I can't tell if you're trolling. Sometimes I do stuff because "Why not?" sounded like a good idea, and I reckon others do, too. That's all I've got.

It's mainly for fun, but to find cases where it might be useful, think about symlinks into this filesystem. `ln -s /bashfs/somescript.sh /etc/hosts` and then your hosts file can be dynamically generated without any changes to programs that read it. It can be a clever way to sneak dynamic behavior into contexts where there would normally just be a static file.

Quote from the Readme:

> Why not?

The "why not" is pretty obvious so that doesn't really answer the question.

But anyway the "why" is equally obvious - for fun! There's no way anyone reasonable would consider this useful or even sane so it must just be for fun, or to learn about FUSE.

I get that it's for fun but the danger is security. Someone could use this as a "fun" feature at work and then get pwned.

Eh, if an attacker has filesystem access you're already pwned.

There's a lot of 'Why?'s here, what I feel from this is that the FS can now be a turing-complete system. This will allow to extend the 'Everything is a file' concept in UNIX (whether it's good or bad is a different question;) to computation.

With BashFS, computation & interaction with other programs is now a file; we can 'open' a appropriate file instead of managing subprocesses anymore!

This (at least to me) blur the difference between UNIX (where everything should be a file) and LispMachines (where everything is a Lisp object).

Check out Plan 9.

Go home, coder.

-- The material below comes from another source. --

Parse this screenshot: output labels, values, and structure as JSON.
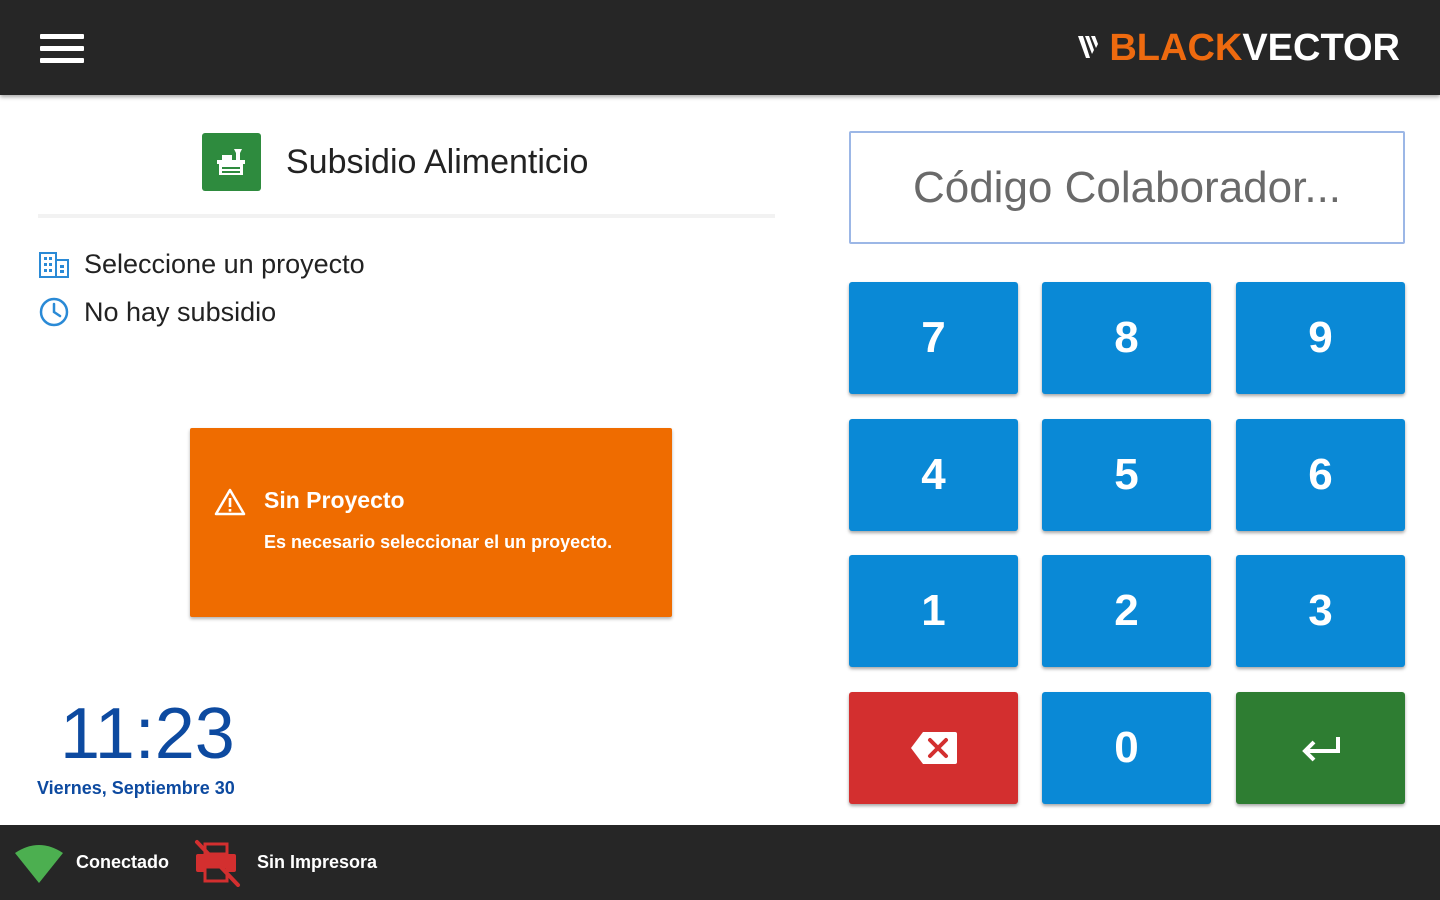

You’re drunk!

Why not? :-D

To be clear... I live this. It’s must have been very fun to write and he learned a lot about writing a file system. Learning for the sake of learning is great!

Is there something like FUSE for a single file?

My use case is for pass. I like to keep my secret files in there, but I still have plain text redudancy, because, well, encrypted files are useless while encrypted.

I would like to have a "virtual file" which any program could accept as its config file where I could control the results of `read()`

In my case, I would associate the current file to its pass equivalent, decrypt the pass equivalent and return the decrypted data.

Sure, fuse actually implements the lesser known CUSE protocol as well. Stands for character device in user space, and does exactly what you describe.

That is exactly how fuse operates.

We've come so far as a society, it's amazing.

Is there any way this can be useful for something? Or is it just a fun experiment with FUSE?

Possibly the most useful part might be the patch to upstream pyfuse3 proposed by the author, and as a reference implementation for something similar that might be useful on itself.

So what happens if I do ls mnt or find mnt?

Also, this looks like the perfect thing to mount to a /htdocs directory or nfs-accessible folder :)

There may be a clever way to subvert scponly and the nologin related commands with this.

Still piecing it together but maybe

Visionary, it was fun to see


Don't see much difference than something like

$ cat <(my_favorite_script)

Guidelines | FAQ | Support | API | Security | Lists | Bookmarklet | Legal | Apply to YC | Contact